• Exercise directions:
Below are some entries. Copy each line in them that holds "definition".

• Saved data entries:

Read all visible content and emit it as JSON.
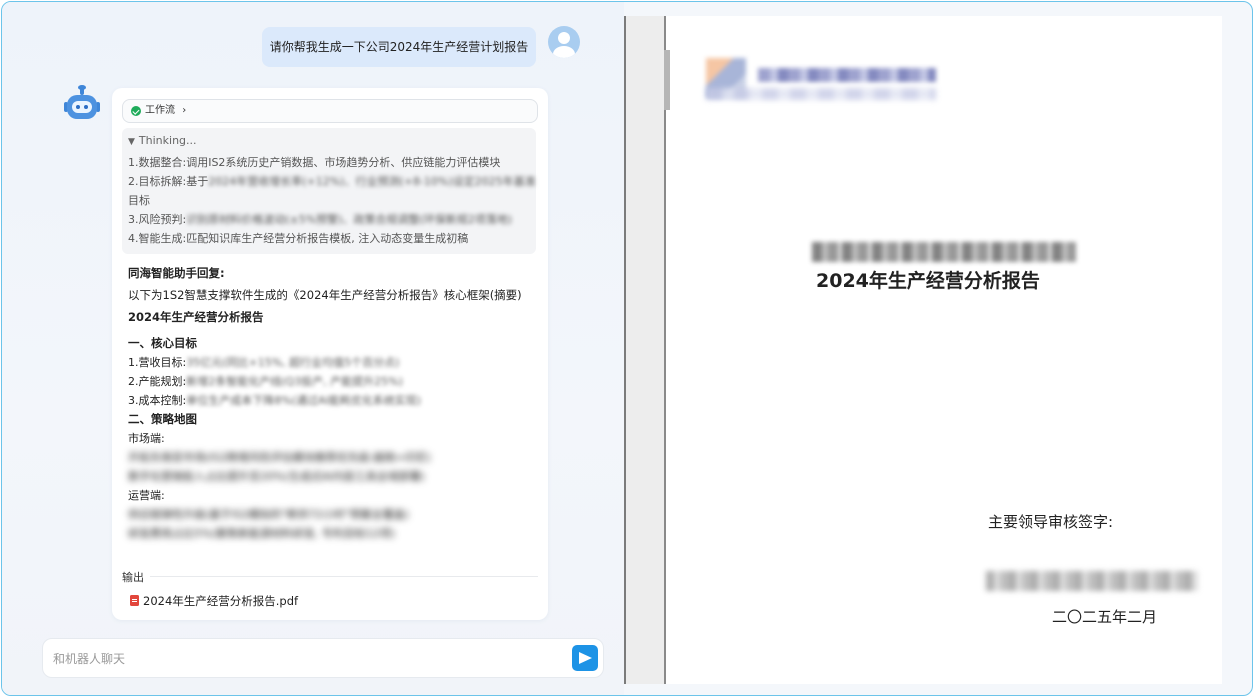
{
  "user_message": "请你帮我生成一下公司2024年生产经营计划报告",
  "bot": {
    "workflow_label": "工作流",
    "thinking": {
      "header": "Thinking...",
      "line1": "1.数据整合:调用IS2系统历史产销数据、市场趋势分析、供应链能力评估模块",
      "line2_prefix": "2.目标拆解:基于",
      "line2_blurred": "2024年营收增长率(+12%)、行业预测(+8-10%)设定2025年基准",
      "line2_cont": "目标",
      "line3_prefix": "3.风险预判:",
      "line3_blurred": "识别原材料价格波动(±5%预警)、政策合规调整(环保新规2项落地)",
      "line4": "4.智能生成:匹配知识库生产经营分析报告模板, 注入动态变量生成初稿"
    },
    "reply_title": "同海智能助手回复:",
    "reply_intro": "以下为1S2智慧支撑软件生成的《2024年生产经营分析报告》核心框架(摘要)",
    "report_title": "2024年生产经营分析报告",
    "section1_title": "一、核心目标",
    "goal1_prefix": "1.营收目标:",
    "goal1_blurred": "35亿元(同比+15%, 超行业均值5个百分点)",
    "goal2_prefix": "2.产能规划:",
    "goal2_blurred": "新增2条智能化产线(Q3投产, 产能提升25%)",
    "goal3_prefix": "3.成本控制:",
    "goal3_blurred": "单位生产成本下降8%(通过AI能耗优化系统实现)",
    "section2_title": "二、策略地图",
    "market_label": "市场端:",
    "market_line1": "开拓东南亚市场(IS2跨境风险评估模块推荐优先级:越南>印尼)",
    "market_line2": "数字化营销投入占比提升至20%(生成式AI内容工具全域部署)",
    "ops_label": "运营端:",
    "ops_line1": "供应链弹性升级(基于IS2模拟的\"断供72小时\"预案全覆盖)",
    "ops_line2": "研发费用占比5%(聚焦新能源材料研发, 专利目标12项)",
    "output_label": "输出",
    "output_file": "2024年生产经营分析报告.pdf"
  },
  "input": {
    "placeholder": "和机器人聊天"
  },
  "document": {
    "title": "2024年生产经营分析报告",
    "sign_label": "主要领导审核签字:",
    "date": "二〇二五年二月"
  }
}
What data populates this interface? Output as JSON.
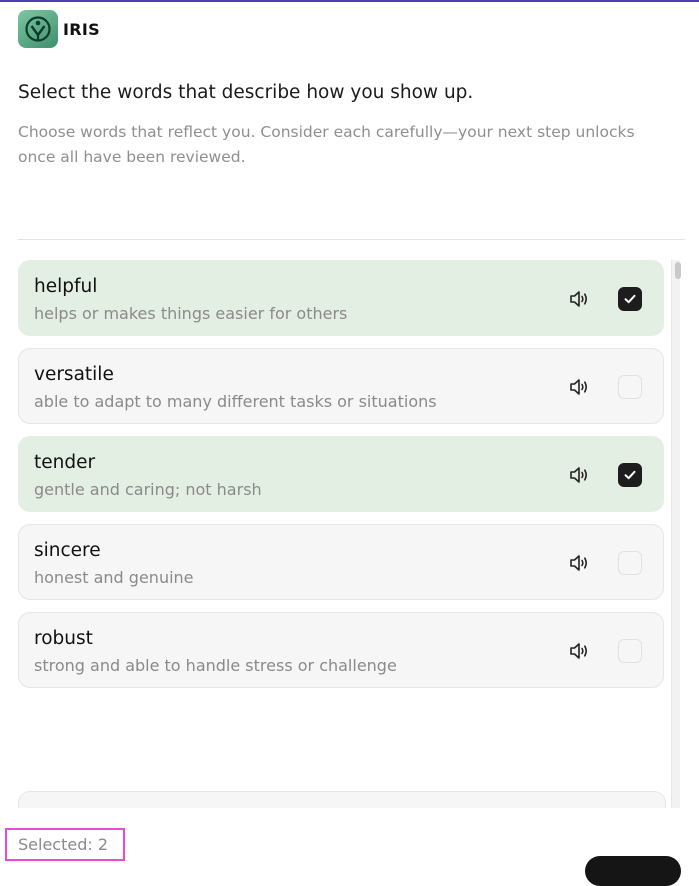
{
  "app": {
    "name": "IRIS"
  },
  "prompt": {
    "heading": "Select the words that describe how you show up.",
    "subtitle": "Choose words that reflect you. Consider each carefully—your next step unlocks once all have been reviewed."
  },
  "words": [
    {
      "word": "helpful",
      "definition": "helps or makes things easier for others",
      "selected": true
    },
    {
      "word": "versatile",
      "definition": "able to adapt to many different tasks or situations",
      "selected": false
    },
    {
      "word": "tender",
      "definition": "gentle and caring; not harsh",
      "selected": true
    },
    {
      "word": "sincere",
      "definition": "honest and genuine",
      "selected": false
    },
    {
      "word": "robust",
      "definition": "strong and able to handle stress or challenge",
      "selected": false
    }
  ],
  "footer": {
    "selected_label": "Selected: 2"
  },
  "icons": {
    "logo": "iris-logo-icon",
    "speaker": "speaker-icon",
    "check": "check-icon"
  },
  "colors": {
    "selected_card": "#e4efe3",
    "checkbox_checked": "#1d1d1d",
    "brand": "#3f8f6c",
    "highlight": "#e94bd8"
  }
}
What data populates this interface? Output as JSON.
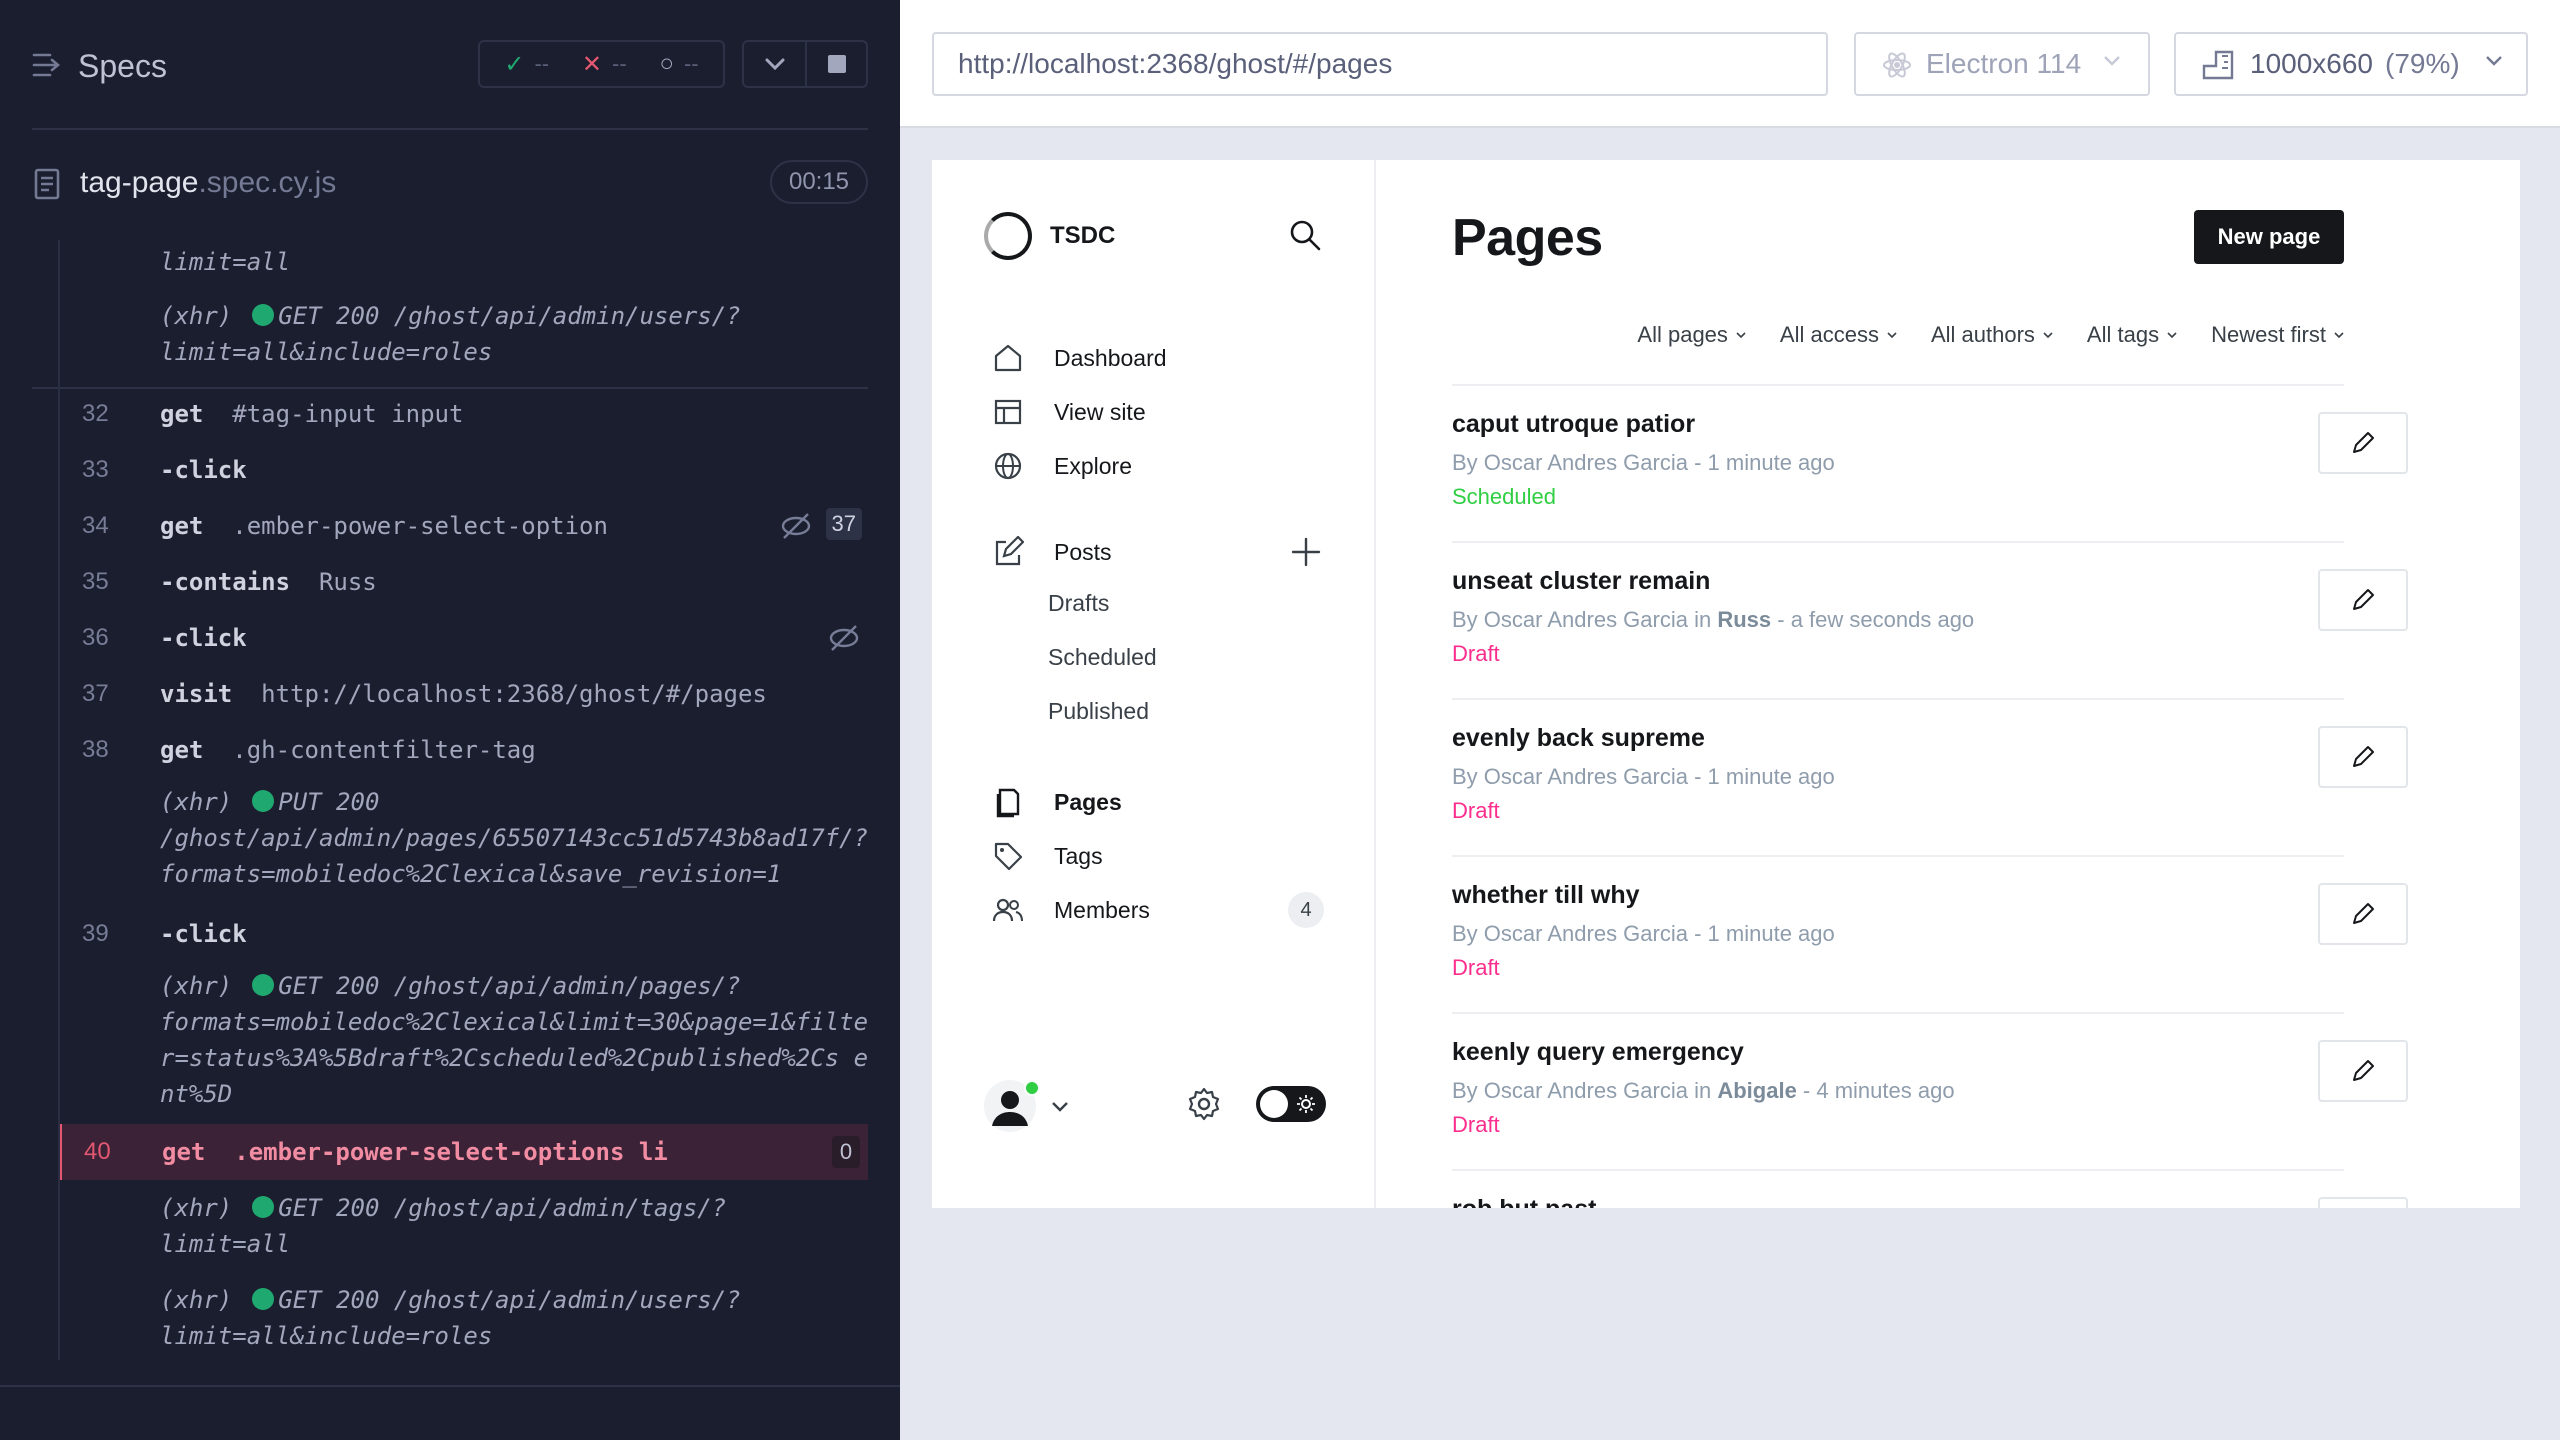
{
  "runner": {
    "title": "Specs",
    "stats": {
      "passed": "--",
      "failed": "--",
      "pending": "--"
    },
    "spec": {
      "name": "tag-page",
      "ext": ".spec.cy.js",
      "duration": "00:15"
    },
    "log": [
      {
        "type": "xhr",
        "text": "limit=all"
      },
      {
        "type": "xhr",
        "method": "GET 200 /ghost/api/admin/users/?",
        "cont": "limit=all&include=roles"
      },
      {
        "num": "32",
        "name": "get",
        "msg": "#tag-input input"
      },
      {
        "num": "33",
        "name": "-click",
        "msg": ""
      },
      {
        "num": "34",
        "name": "get",
        "msg": ".ember-power-select-option",
        "badge": "37"
      },
      {
        "num": "35",
        "name": "-contains",
        "msg": "Russ"
      },
      {
        "num": "36",
        "name": "-click",
        "msg": ""
      },
      {
        "num": "37",
        "name": "visit",
        "msg": "http://localhost:2368/ghost/#/pages"
      },
      {
        "num": "38",
        "name": "get",
        "msg": ".gh-contentfilter-tag"
      },
      {
        "type": "xhr",
        "method": "PUT 200",
        "cont": "/ghost/api/admin/pages/65507143cc51d5743b8ad17f/?formats=mobiledoc%2Clexical&save_revision=1"
      },
      {
        "num": "39",
        "name": "-click",
        "msg": ""
      },
      {
        "type": "xhr",
        "method": "GET 200 /ghost/api/admin/pages/?",
        "cont": "formats=mobiledoc%2Clexical&limit=30&page=1&filter=status%3A%5Bdraft%2Cscheduled%2Cpublished%2Cs ent%5D"
      },
      {
        "num": "40",
        "name": "get",
        "msg": ".ember-power-select-options li",
        "badge": "0"
      },
      {
        "type": "xhr",
        "method": "GET 200 /ghost/api/admin/tags/?",
        "cont": "limit=all"
      },
      {
        "type": "xhr",
        "method": "GET 200 /ghost/api/admin/users/?",
        "cont": "limit=all&include=roles"
      }
    ],
    "xhr_label": "(xhr)"
  },
  "aut": {
    "url": "http://localhost:2368/ghost/#/pages",
    "browser": "Electron 114",
    "viewport": "1000x660",
    "viewport_pct": "(79%)"
  },
  "ghost": {
    "site_name": "TSDC",
    "nav": {
      "dashboard": "Dashboard",
      "view_site": "View site",
      "explore": "Explore",
      "posts": "Posts",
      "drafts": "Drafts",
      "scheduled": "Scheduled",
      "published": "Published",
      "pages": "Pages",
      "tags": "Tags",
      "members": "Members",
      "members_count": "4"
    },
    "page_title": "Pages",
    "new_page": "New page",
    "filters": [
      "All pages",
      "All access",
      "All authors",
      "All tags",
      "Newest first"
    ],
    "posts": [
      {
        "title": "caput utroque patior",
        "author": "By Oscar Andres Garcia",
        "tag": "",
        "time": "1 minute ago",
        "status": "Scheduled"
      },
      {
        "title": "unseat cluster remain",
        "author": "By Oscar Andres Garcia",
        "tag": "Russ",
        "time": "a few seconds ago",
        "status": "Draft"
      },
      {
        "title": "evenly back supreme",
        "author": "By Oscar Andres Garcia",
        "tag": "",
        "time": "1 minute ago",
        "status": "Draft"
      },
      {
        "title": "whether till why",
        "author": "By Oscar Andres Garcia",
        "tag": "",
        "time": "1 minute ago",
        "status": "Draft"
      },
      {
        "title": "keenly query emergency",
        "author": "By Oscar Andres Garcia",
        "tag": "Abigale",
        "time": "4 minutes ago",
        "status": "Draft"
      },
      {
        "title": "rob but past",
        "author": "",
        "tag": "",
        "time": "",
        "status": ""
      }
    ],
    "colors": {
      "scheduled": "#30cf43",
      "draft": "#fb2d8d"
    }
  }
}
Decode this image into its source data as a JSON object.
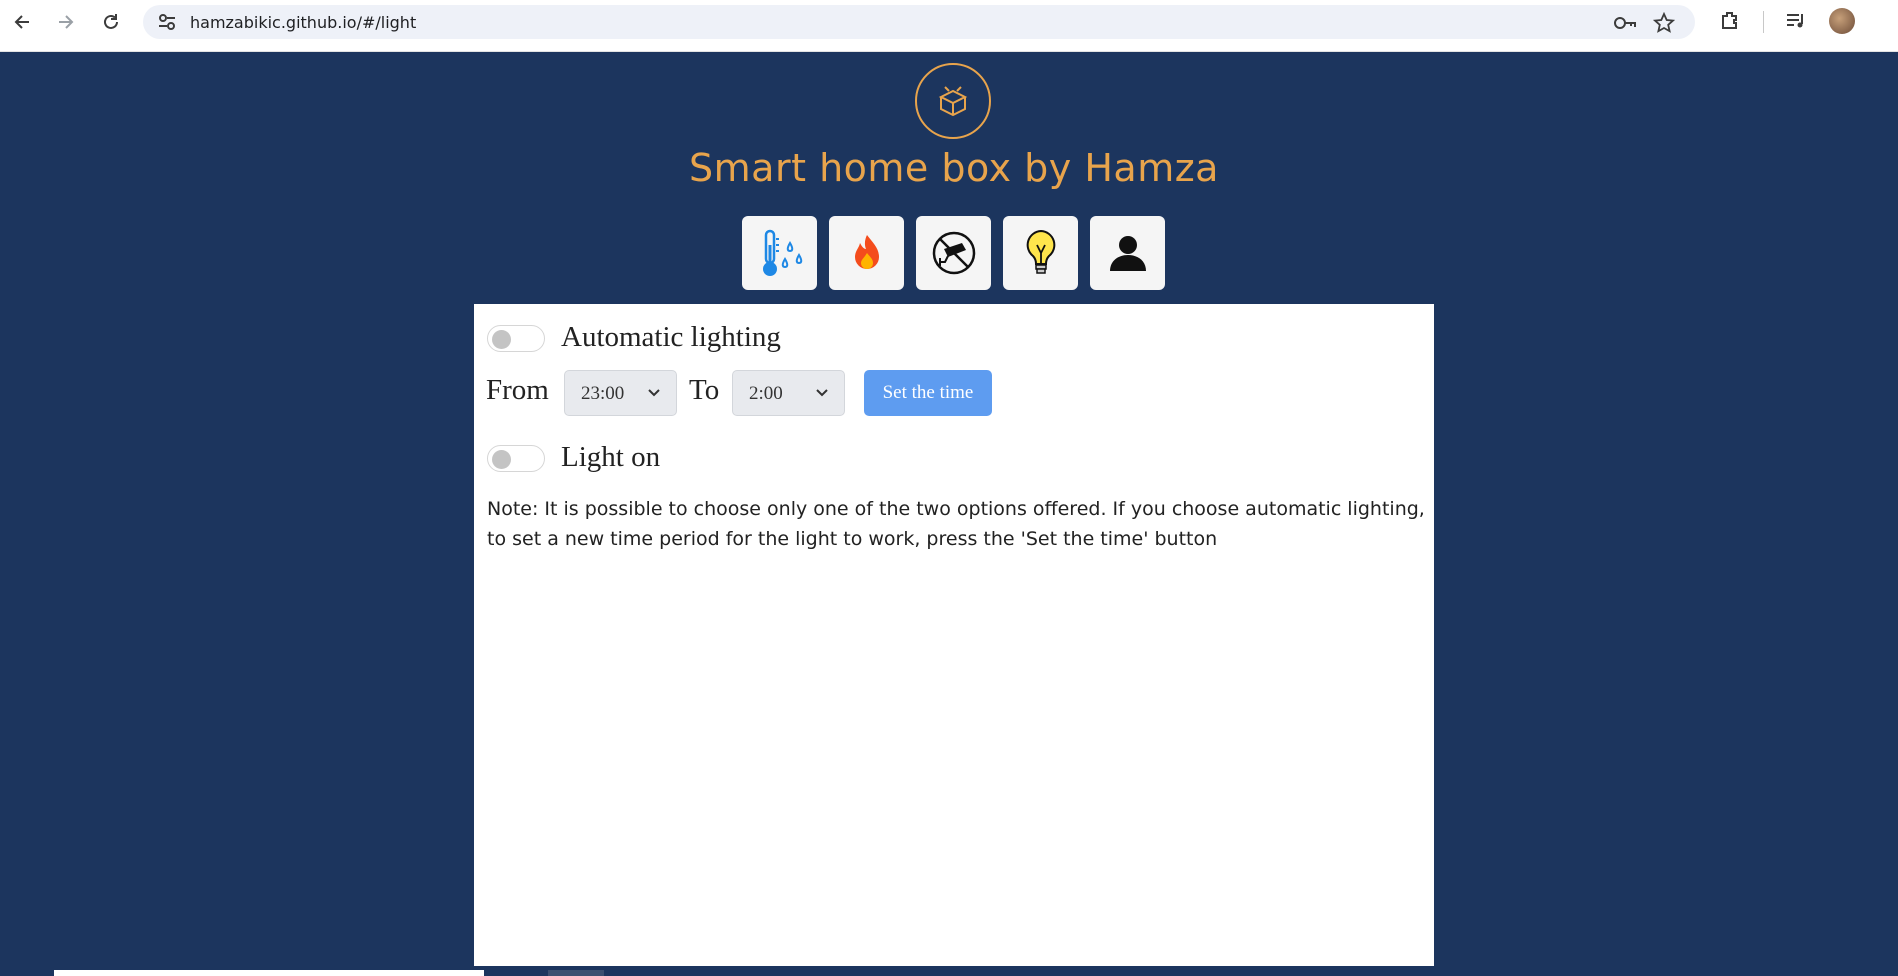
{
  "browser": {
    "url": "hamzabikic.github.io/#/light",
    "icons": [
      "back-arrow-icon",
      "forward-arrow-icon",
      "reload-icon",
      "site-info-icon",
      "password-key-icon",
      "bookmark-star-icon",
      "extensions-icon",
      "media-queue-icon",
      "profile-avatar"
    ]
  },
  "header": {
    "logo_icon": "box-icon",
    "title": "Smart home box by Hamza"
  },
  "tabs": [
    {
      "icon": "thermometer-humidity-icon"
    },
    {
      "icon": "fire-icon"
    },
    {
      "icon": "security-camera-icon"
    },
    {
      "icon": "light-bulb-icon"
    },
    {
      "icon": "user-icon"
    }
  ],
  "light": {
    "auto_label": "Automatic lighting",
    "auto_enabled": false,
    "from_label": "From",
    "from_value": "23:00",
    "to_label": "To",
    "to_value": "2:00",
    "set_button": "Set the time",
    "light_label": "Light on",
    "light_enabled": false,
    "note": "Note: It is possible to choose only one of the two options offered. If you choose automatic lighting, to set a new time period for the light to work, press the 'Set the time' button"
  },
  "colors": {
    "background": "#1c355e",
    "accent": "#e8a44c",
    "button": "#5e9cf0"
  }
}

• Written response:
      "definition": "helps or makes things easier for others",
      "definition": "able to adapt to many different tasks or situations",
      "definition": "gentle and caring; not harsh",
      "definition": "honest and genuine",
      "definition": "strong and able to handle stress or challenge",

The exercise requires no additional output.